Entries provided section start

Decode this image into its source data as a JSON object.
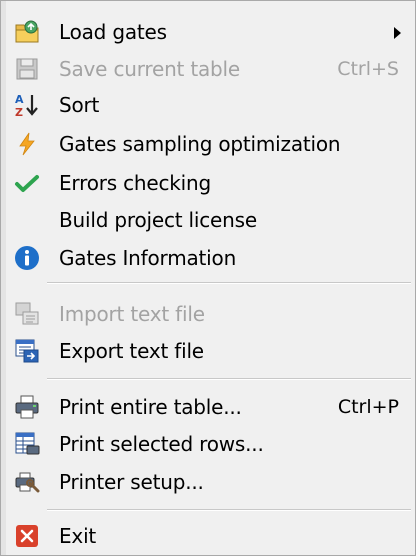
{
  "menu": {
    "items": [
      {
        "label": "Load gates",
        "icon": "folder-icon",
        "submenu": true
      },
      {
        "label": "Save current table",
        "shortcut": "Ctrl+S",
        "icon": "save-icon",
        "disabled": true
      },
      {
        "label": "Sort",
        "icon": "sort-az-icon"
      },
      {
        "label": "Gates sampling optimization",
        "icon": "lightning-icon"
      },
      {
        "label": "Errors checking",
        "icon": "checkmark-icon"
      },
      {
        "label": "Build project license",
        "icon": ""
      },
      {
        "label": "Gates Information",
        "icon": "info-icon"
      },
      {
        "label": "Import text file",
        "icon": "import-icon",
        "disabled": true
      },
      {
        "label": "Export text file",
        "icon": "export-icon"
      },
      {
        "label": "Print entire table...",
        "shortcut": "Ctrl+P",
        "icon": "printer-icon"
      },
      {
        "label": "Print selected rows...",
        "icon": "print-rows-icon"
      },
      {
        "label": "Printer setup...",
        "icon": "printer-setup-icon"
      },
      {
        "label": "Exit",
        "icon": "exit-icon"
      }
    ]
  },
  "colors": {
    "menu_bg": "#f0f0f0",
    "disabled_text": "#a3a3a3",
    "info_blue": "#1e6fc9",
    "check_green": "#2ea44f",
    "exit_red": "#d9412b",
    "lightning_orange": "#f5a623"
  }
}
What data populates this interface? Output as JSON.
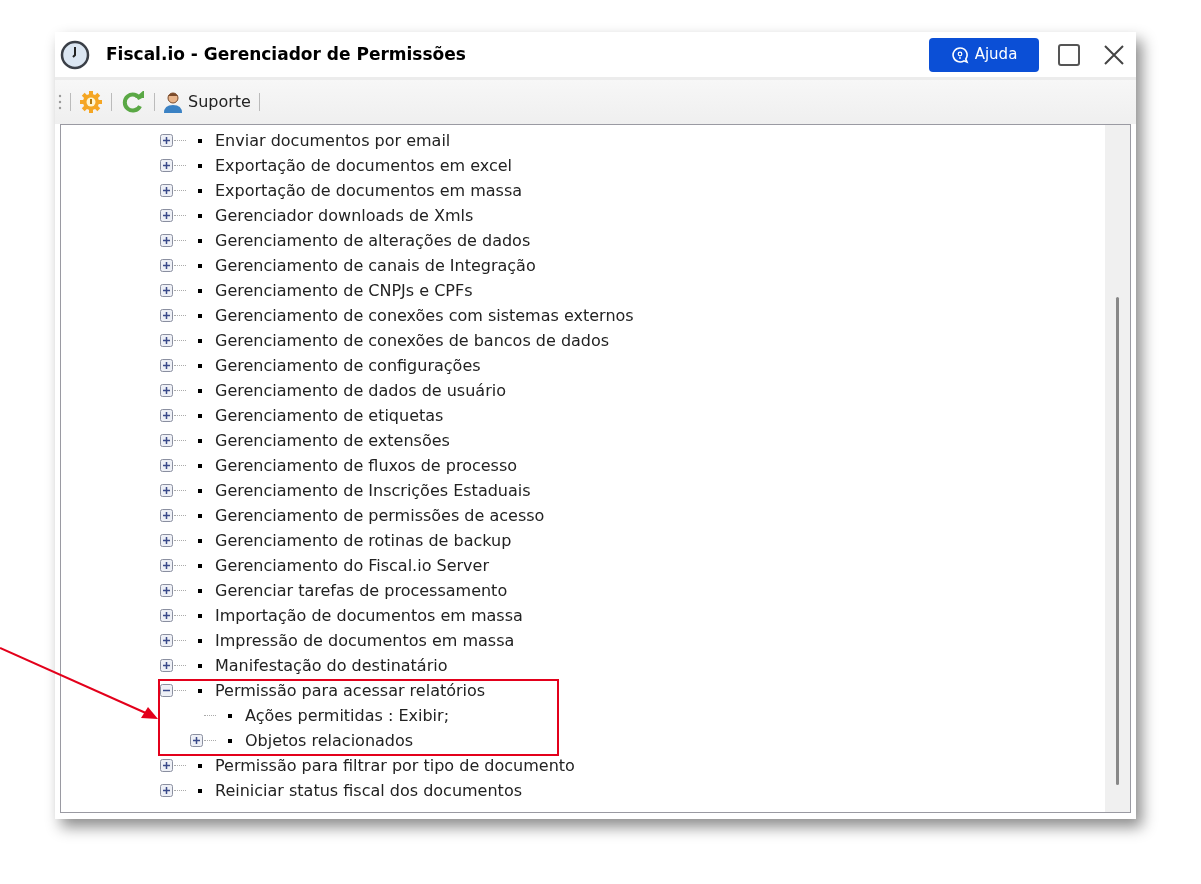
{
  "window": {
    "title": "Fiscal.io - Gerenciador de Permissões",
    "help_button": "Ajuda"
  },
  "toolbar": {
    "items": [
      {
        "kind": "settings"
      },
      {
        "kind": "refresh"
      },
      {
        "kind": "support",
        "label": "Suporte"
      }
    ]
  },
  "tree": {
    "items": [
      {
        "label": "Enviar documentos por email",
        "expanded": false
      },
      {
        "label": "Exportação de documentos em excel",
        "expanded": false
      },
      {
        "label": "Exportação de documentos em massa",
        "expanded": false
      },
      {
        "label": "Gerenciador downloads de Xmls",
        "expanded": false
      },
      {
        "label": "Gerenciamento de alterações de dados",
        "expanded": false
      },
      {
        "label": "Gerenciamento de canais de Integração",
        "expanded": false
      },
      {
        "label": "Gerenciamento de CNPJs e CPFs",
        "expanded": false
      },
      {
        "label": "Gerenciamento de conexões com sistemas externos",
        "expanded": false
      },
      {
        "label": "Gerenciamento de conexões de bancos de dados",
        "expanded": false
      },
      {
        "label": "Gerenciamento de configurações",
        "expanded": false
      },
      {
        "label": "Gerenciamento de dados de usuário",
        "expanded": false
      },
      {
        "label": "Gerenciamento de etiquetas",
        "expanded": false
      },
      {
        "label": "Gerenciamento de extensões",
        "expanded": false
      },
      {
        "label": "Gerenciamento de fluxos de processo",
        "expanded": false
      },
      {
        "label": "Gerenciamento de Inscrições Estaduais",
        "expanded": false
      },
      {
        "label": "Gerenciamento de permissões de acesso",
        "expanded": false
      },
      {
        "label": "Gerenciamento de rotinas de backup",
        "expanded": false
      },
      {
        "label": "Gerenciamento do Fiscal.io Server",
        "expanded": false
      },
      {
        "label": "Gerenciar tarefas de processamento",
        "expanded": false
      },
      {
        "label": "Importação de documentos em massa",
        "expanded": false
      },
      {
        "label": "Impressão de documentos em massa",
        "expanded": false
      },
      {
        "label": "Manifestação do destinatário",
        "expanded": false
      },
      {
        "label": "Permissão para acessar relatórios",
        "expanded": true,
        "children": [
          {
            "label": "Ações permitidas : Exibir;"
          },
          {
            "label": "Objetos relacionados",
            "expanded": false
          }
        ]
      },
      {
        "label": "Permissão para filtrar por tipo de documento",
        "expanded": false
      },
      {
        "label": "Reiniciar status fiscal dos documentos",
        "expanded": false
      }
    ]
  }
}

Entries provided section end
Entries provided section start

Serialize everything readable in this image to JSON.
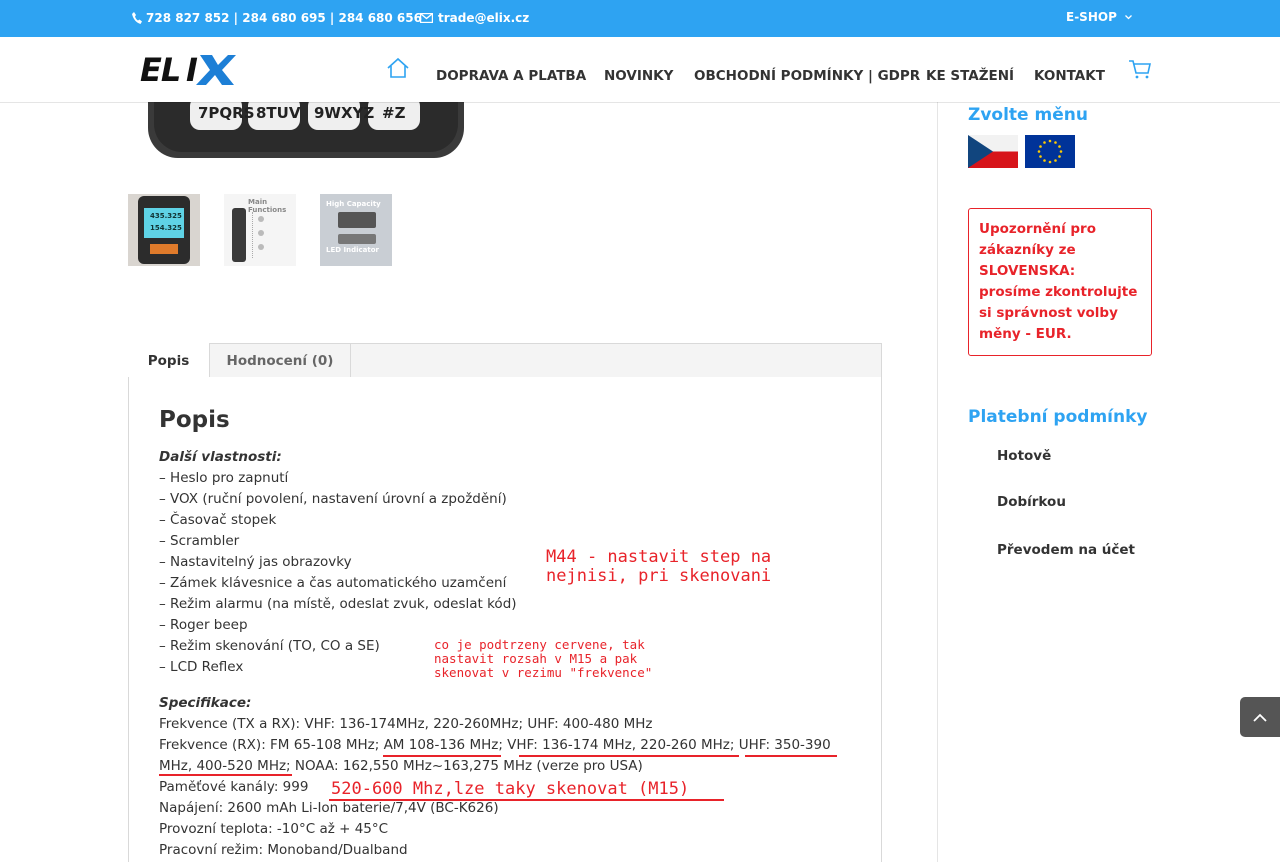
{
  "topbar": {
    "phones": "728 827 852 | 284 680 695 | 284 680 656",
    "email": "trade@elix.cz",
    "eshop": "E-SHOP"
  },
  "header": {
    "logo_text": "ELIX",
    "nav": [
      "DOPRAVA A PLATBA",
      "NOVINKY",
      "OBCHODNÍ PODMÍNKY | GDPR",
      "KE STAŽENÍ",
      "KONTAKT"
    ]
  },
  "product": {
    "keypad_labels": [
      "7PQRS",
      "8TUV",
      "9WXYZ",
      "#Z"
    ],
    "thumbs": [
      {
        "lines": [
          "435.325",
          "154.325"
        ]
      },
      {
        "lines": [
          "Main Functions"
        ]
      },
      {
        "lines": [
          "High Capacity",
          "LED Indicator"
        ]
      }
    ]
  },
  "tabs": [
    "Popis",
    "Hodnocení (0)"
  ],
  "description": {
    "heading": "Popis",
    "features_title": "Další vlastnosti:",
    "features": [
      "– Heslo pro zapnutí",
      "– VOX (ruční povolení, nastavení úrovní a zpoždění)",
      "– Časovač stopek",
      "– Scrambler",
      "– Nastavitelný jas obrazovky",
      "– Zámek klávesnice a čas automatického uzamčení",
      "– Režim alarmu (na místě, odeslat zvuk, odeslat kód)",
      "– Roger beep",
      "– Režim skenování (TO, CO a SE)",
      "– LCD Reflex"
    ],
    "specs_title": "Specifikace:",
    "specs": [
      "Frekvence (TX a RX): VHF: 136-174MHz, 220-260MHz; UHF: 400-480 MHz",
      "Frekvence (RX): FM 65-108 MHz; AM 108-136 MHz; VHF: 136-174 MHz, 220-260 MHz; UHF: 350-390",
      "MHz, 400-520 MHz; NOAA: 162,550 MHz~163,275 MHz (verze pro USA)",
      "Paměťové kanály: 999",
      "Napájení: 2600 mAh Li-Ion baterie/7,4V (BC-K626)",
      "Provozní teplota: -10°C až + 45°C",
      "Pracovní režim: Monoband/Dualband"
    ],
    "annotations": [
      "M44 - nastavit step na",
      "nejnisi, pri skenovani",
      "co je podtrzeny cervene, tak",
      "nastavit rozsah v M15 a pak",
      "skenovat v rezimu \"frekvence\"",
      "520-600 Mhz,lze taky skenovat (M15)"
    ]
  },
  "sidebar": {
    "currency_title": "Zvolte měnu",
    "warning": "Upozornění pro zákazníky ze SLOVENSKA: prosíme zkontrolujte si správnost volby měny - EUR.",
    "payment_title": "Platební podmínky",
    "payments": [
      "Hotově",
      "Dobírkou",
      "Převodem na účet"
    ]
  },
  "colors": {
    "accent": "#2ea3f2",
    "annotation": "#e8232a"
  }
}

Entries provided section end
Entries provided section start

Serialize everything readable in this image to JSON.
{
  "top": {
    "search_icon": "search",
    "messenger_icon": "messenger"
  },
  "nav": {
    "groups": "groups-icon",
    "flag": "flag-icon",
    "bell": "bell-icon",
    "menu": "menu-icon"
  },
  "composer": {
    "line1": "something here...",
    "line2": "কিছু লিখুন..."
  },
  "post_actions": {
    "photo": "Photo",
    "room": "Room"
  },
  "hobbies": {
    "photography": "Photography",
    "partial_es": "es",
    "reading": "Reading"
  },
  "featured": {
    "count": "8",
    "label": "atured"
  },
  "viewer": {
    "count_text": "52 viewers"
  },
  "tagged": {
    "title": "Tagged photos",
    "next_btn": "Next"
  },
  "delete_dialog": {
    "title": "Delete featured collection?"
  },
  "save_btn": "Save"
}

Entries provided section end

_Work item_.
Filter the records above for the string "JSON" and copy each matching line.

_Response for this exercise_.
Decode this image into its source data as a JSON object.
What data populates this interface? Output as JSON.
Serialize everything readable in this image to JSON.
Serialize everything readable in this image to JSON.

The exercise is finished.